PROMPT:
Make an exact copy of the records, leaving out the images.
################
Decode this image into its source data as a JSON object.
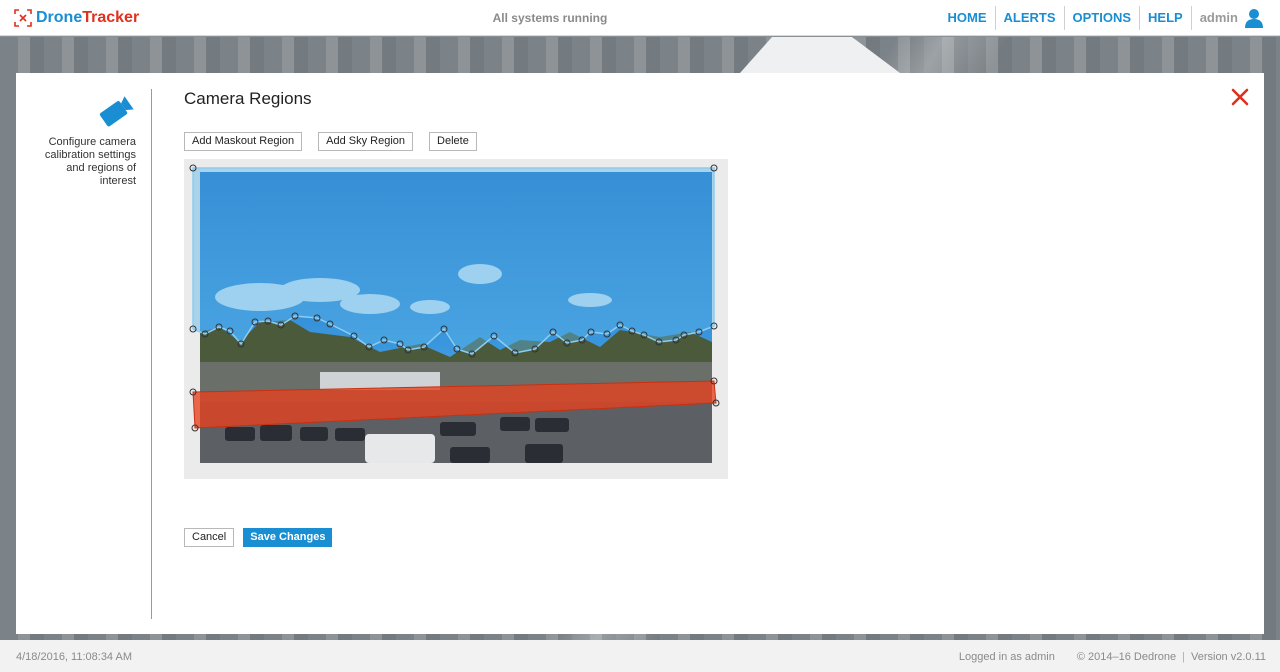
{
  "app": {
    "logo_part1": "Drone",
    "logo_part2": "Tracker",
    "system_status": "All systems running"
  },
  "nav": {
    "items": [
      {
        "label": "HOME"
      },
      {
        "label": "ALERTS"
      },
      {
        "label": "OPTIONS"
      },
      {
        "label": "HELP"
      }
    ],
    "user": "admin"
  },
  "sidebar": {
    "description": "Configure camera calibration settings and regions of interest"
  },
  "page": {
    "title": "Camera Regions"
  },
  "toolbar": {
    "add_maskout_label": "Add Maskout Region",
    "add_sky_label": "Add Sky Region",
    "delete_label": "Delete"
  },
  "actions": {
    "cancel_label": "Cancel",
    "save_label": "Save Changes"
  },
  "footer": {
    "timestamp": "4/18/2016, 11:08:34 AM",
    "logged_in": "Logged in as admin",
    "copyright": "© 2014–16 Dedrone",
    "version": "Version v2.0.11"
  },
  "colors": {
    "brand_blue": "#1a8ed3",
    "brand_red": "#e0301e",
    "sky_region": "#5bb4e6",
    "maskout_region": "#e8401c"
  },
  "icons": {
    "logo": "crosshair-icon",
    "user": "user-icon",
    "sidebar": "camera-icon",
    "close": "close-icon"
  }
}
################
EXERCISE RESULT:
Decode this image into its source data as a JSON object.
{
  "app": {
    "logo_part1": "Drone",
    "logo_part2": "Tracker",
    "system_status": "All systems running"
  },
  "nav": {
    "items": [
      {
        "label": "HOME"
      },
      {
        "label": "ALERTS"
      },
      {
        "label": "OPTIONS"
      },
      {
        "label": "HELP"
      }
    ],
    "user": "admin"
  },
  "sidebar": {
    "description": "Configure camera calibration settings and regions of interest"
  },
  "page": {
    "title": "Camera Regions"
  },
  "toolbar": {
    "add_maskout_label": "Add Maskout Region",
    "add_sky_label": "Add Sky Region",
    "delete_label": "Delete"
  },
  "actions": {
    "cancel_label": "Cancel",
    "save_label": "Save Changes"
  },
  "footer": {
    "timestamp": "4/18/2016, 11:08:34 AM",
    "logged_in": "Logged in as admin",
    "copyright": "© 2014–16 Dedrone",
    "version": "Version v2.0.11"
  },
  "colors": {
    "brand_blue": "#1a8ed3",
    "brand_red": "#e0301e",
    "sky_region": "#5bb4e6",
    "maskout_region": "#e8401c"
  },
  "icons": {
    "logo": "crosshair-icon",
    "user": "user-icon",
    "sidebar": "camera-icon",
    "close": "close-icon"
  }
}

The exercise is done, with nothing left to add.